Please print the listing that follows word for word, but skip any pictures it holds.

** PROVIDED MATERIAL **
════
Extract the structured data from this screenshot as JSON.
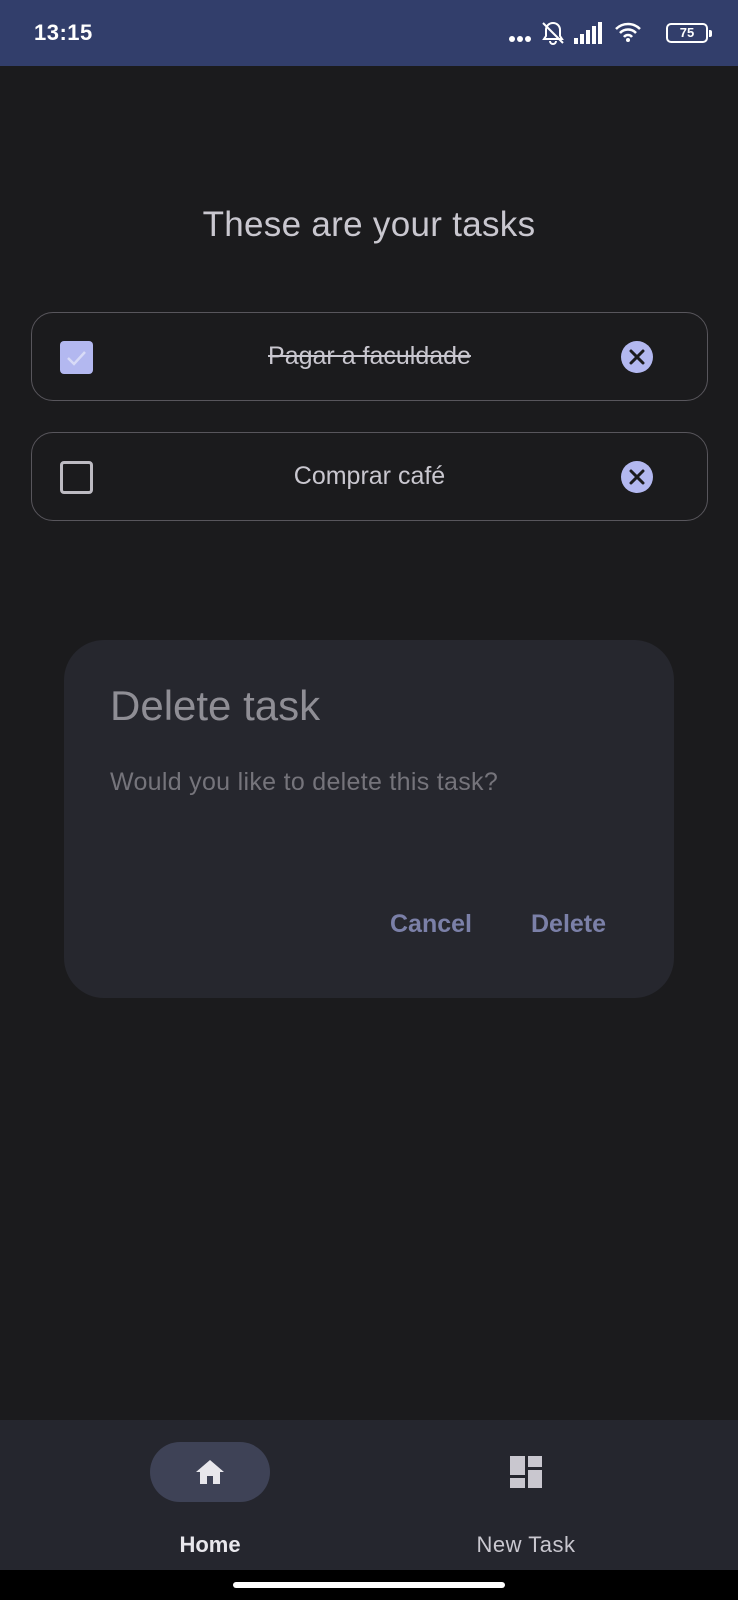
{
  "status_bar": {
    "time": "13:15",
    "battery": "75",
    "icons": [
      "more-dots-icon",
      "notifications-off-icon",
      "signal-icon",
      "wifi-icon",
      "battery-icon"
    ]
  },
  "page": {
    "title": "These are your tasks"
  },
  "tasks": [
    {
      "label": "Pagar a faculdade",
      "done": true
    },
    {
      "label": "Comprar café",
      "done": false
    }
  ],
  "dialog": {
    "title": "Delete task",
    "message": "Would you like to delete this task?",
    "cancel_label": "Cancel",
    "confirm_label": "Delete"
  },
  "bottom_nav": {
    "items": [
      {
        "label": "Home",
        "icon": "home-icon",
        "selected": true
      },
      {
        "label": "New Task",
        "icon": "dashboard-icon",
        "selected": false
      }
    ]
  },
  "colors": {
    "background": "#1b1b1d",
    "status_bar": "#323e6b",
    "accent": "#b3b8f0",
    "dialog_surface": "#26272e",
    "dialog_button": "#7b80a8",
    "nav_surface": "#25262e"
  }
}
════
** YOUR RESPONSE **
Extract the structured data from this screenshot as JSON.
{
  "status_bar": {
    "time": "13:15",
    "battery": "75",
    "icons": [
      "more-dots-icon",
      "notifications-off-icon",
      "signal-icon",
      "wifi-icon",
      "battery-icon"
    ]
  },
  "page": {
    "title": "These are your tasks"
  },
  "tasks": [
    {
      "label": "Pagar a faculdade",
      "done": true
    },
    {
      "label": "Comprar café",
      "done": false
    }
  ],
  "dialog": {
    "title": "Delete task",
    "message": "Would you like to delete this task?",
    "cancel_label": "Cancel",
    "confirm_label": "Delete"
  },
  "bottom_nav": {
    "items": [
      {
        "label": "Home",
        "icon": "home-icon",
        "selected": true
      },
      {
        "label": "New Task",
        "icon": "dashboard-icon",
        "selected": false
      }
    ]
  },
  "colors": {
    "background": "#1b1b1d",
    "status_bar": "#323e6b",
    "accent": "#b3b8f0",
    "dialog_surface": "#26272e",
    "dialog_button": "#7b80a8",
    "nav_surface": "#25262e"
  }
}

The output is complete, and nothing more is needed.